THE CALL CAME shortly after noon on July 1. Time’s up, Douglas Fredell was told. Do no more work in the garage of the Shell station at 2501 California, and have your tools and machinery out by the end of the month.
It had appeared the neighbors were gaining ground in their battle against a big chain convenience store with additional gas pumps the owners of the gas station want to build as a replacement for the garage, which has operated there for decades.
Yet another crowd of locals showed up to protest on June 4 when the Planning Commission took up the issue again, a month after sending the owners back to the drawing board and directing them to redraw their plans to keep the garage.
“They have to reconstruct the service station,” said commissioner Dennis Richards, who made the motion to approve the renovation plans with a garage and a scaled-down convenience store no larger than 2,500 square feet — about half the size originally proposed, but still triple the size of the current store.
Others pointed out the commission could only approve the use of a garage on the site, but couldn’t force the owners to rebuild it or lease it to Fredell, who has operated the garage for the past 10 years.
“It’s tough,” said commissioner Rich Hillis. “We can’t control ultimately whether you lease the space to the existing service station or not.”

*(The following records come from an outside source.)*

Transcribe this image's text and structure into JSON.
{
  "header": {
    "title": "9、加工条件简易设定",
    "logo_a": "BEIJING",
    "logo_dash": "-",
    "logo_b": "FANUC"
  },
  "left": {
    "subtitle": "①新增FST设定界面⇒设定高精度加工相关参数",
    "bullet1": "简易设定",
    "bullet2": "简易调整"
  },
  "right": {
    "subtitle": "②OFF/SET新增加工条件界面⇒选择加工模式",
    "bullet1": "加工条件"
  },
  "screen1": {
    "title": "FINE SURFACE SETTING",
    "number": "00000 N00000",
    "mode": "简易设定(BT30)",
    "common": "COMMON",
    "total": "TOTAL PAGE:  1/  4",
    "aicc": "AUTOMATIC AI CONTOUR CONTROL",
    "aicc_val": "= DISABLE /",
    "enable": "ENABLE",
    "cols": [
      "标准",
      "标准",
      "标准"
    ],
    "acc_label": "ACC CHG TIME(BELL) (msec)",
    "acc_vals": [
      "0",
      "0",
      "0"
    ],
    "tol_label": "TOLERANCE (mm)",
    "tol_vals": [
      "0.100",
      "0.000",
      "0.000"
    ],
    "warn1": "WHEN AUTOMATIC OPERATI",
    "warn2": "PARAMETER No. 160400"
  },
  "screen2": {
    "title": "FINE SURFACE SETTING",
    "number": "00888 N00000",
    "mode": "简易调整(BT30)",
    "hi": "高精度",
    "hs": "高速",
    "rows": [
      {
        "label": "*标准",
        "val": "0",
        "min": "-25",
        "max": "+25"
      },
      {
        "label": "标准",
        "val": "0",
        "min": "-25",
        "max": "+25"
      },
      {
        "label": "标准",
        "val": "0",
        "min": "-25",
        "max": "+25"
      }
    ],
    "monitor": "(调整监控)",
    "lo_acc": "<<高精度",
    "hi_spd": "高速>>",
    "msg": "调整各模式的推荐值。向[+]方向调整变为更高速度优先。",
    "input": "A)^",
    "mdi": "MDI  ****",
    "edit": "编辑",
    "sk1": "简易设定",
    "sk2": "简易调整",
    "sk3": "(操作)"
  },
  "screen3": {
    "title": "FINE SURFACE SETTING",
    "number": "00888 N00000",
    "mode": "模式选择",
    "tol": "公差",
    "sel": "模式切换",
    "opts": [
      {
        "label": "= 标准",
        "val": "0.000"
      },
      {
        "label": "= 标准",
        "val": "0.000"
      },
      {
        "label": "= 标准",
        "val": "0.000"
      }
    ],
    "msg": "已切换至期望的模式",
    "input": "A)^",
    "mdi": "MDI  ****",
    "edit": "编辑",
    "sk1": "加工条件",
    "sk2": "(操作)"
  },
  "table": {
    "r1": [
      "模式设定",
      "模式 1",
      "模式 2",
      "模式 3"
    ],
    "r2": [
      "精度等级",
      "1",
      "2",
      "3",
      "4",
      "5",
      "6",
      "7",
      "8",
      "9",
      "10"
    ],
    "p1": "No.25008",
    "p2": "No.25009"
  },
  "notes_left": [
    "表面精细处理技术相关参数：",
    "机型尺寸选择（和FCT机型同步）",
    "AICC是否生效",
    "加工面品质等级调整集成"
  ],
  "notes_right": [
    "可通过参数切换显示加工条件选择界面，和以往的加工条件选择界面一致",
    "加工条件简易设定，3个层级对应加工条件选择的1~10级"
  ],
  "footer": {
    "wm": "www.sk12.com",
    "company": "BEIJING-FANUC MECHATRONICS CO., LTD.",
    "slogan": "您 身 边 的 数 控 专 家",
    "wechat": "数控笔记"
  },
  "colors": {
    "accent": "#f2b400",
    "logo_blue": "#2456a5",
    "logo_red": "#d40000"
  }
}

Eventually the commission unanimously approved the renovation, with the exact wording of the conditions to be drafted later. Commissioner Kathrin Moore insisted that the approval also require further attention to traffic safety after she had a near-miss at the station over the weekend.
“I was coming out of Mollie Stone’s onto Steiner and I almost got wiped out,” she said, by an overeager driver turning left into the Shell station. “To intensify use for the very large convenience store is really asking for trouble.”
The precise wording of the commission’s decision still had not been issued July 1 when Fredell got the call to get out.
“It is what it is,” he said. “The’re just gonna shove us out and keep it empty.”
One of the neighbors who led the opposition to the project, Paul Wermer, was outraged the garage was being shut down.
“They have no plans,” he said. “They have no permits. It’s nothing but a vindictive action.”
Wermer vowed to keep fighting.
“It’s going to be months,” he said, before any construction begins. “I’m going to make sure they don’t put in something stupid there.”
For his part, Fredell said he felt he and his neighbors had done all they could.
“Everyone worked so hard for us,” he said. “I feel completely comfortable that we followed every possible avenue.”
He added: “I think the neighborhood accomplished an important thing” by blocking an even bigger convenience store.
EARLIER: “Shell station revamp scaled back“